> **Exercise data**
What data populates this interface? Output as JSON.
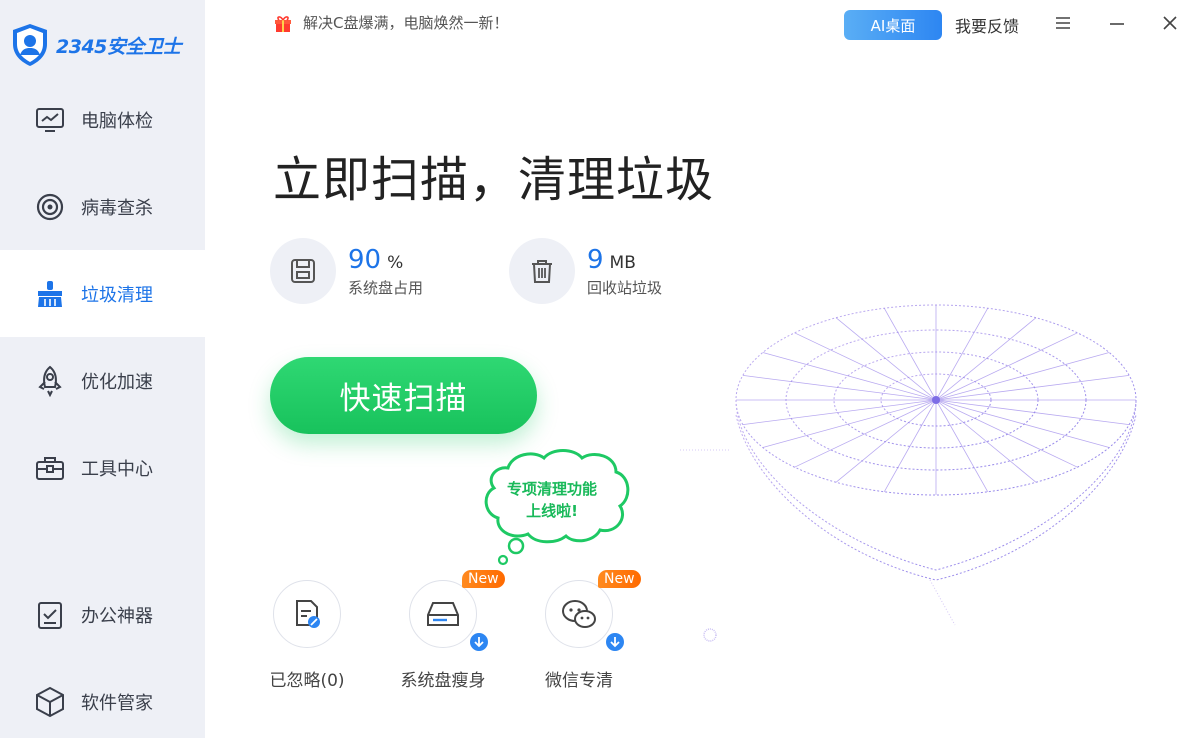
{
  "app": {
    "logo_text": "2345安全卫士"
  },
  "sidebar": {
    "items": [
      {
        "label": "电脑体检",
        "icon": "monitor-icon"
      },
      {
        "label": "病毒查杀",
        "icon": "target-icon"
      },
      {
        "label": "垃圾清理",
        "icon": "broom-icon",
        "active": true
      },
      {
        "label": "优化加速",
        "icon": "rocket-icon"
      },
      {
        "label": "工具中心",
        "icon": "toolbox-icon"
      },
      {
        "label": "办公神器",
        "icon": "checklist-icon"
      },
      {
        "label": "软件管家",
        "icon": "cube-icon"
      }
    ]
  },
  "topbar": {
    "promo": "解决C盘爆满，电脑焕然一新！",
    "ai_button": "AI桌面",
    "feedback": "我要反馈"
  },
  "main": {
    "headline": "立即扫描，清理垃圾",
    "stats": [
      {
        "value": "90",
        "unit": "%",
        "label": "系统盘占用",
        "icon": "disk-icon"
      },
      {
        "value": "9",
        "unit": "MB",
        "label": "回收站垃圾",
        "icon": "trash-icon"
      }
    ],
    "scan_button": "快速扫描",
    "bubble_line1": "专项清理功能",
    "bubble_line2": "上线啦!",
    "tools": [
      {
        "label": "已忽略(0)",
        "icon": "ignored-file-icon"
      },
      {
        "label": "系统盘瘦身",
        "icon": "drive-icon",
        "badge": "New"
      },
      {
        "label": "微信专清",
        "icon": "wechat-icon",
        "badge": "New"
      }
    ]
  },
  "colors": {
    "accent": "#1d74e8",
    "green": "#1ec964",
    "sidebar_bg": "#eef0f6",
    "badge": "#ff7a0f"
  }
}
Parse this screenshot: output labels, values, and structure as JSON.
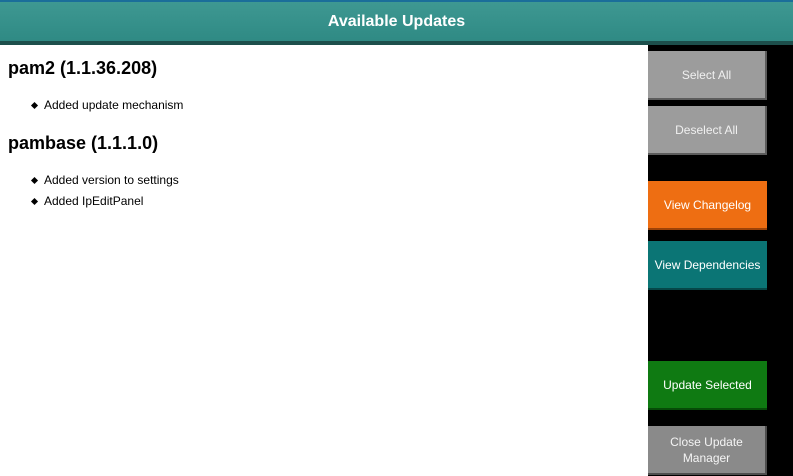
{
  "window": {
    "title": "Available Updates"
  },
  "packages": [
    {
      "title": "pam2 (1.1.36.208)",
      "changes": [
        "Added update mechanism"
      ]
    },
    {
      "title": "pambase (1.1.1.0)",
      "changes": [
        "Added version to settings",
        "Added IpEditPanel"
      ]
    }
  ],
  "buttons": {
    "select_all": "Select All",
    "deselect_all": "Deselect All",
    "view_changelog": "View Changelog",
    "view_dependencies": "View Dependencies",
    "update_selected": "Update Selected",
    "close_line1": "Close Update",
    "close_line2": "Manager"
  },
  "colors": {
    "title_bar": "#3a948e",
    "changelog_button": "#ee6e12",
    "dependencies_button": "#0b7575",
    "update_button": "#0f7a12",
    "neutral_button": "#9c9c9c"
  }
}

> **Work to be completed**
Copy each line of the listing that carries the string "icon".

> **Output of the task**
        "icon": "monitor-icon"
        "icon": "target-icon"
        "icon": "broom-icon",
        "icon": "rocket-icon"
        "icon": "toolbox-icon"
        "icon": "checklist-icon"
        "icon": "cube-icon"
        "icon": "disk-icon"
        "icon": "trash-icon"
        "icon": "ignored-file-icon"
        "icon": "drive-icon",
        "icon": "wechat-icon",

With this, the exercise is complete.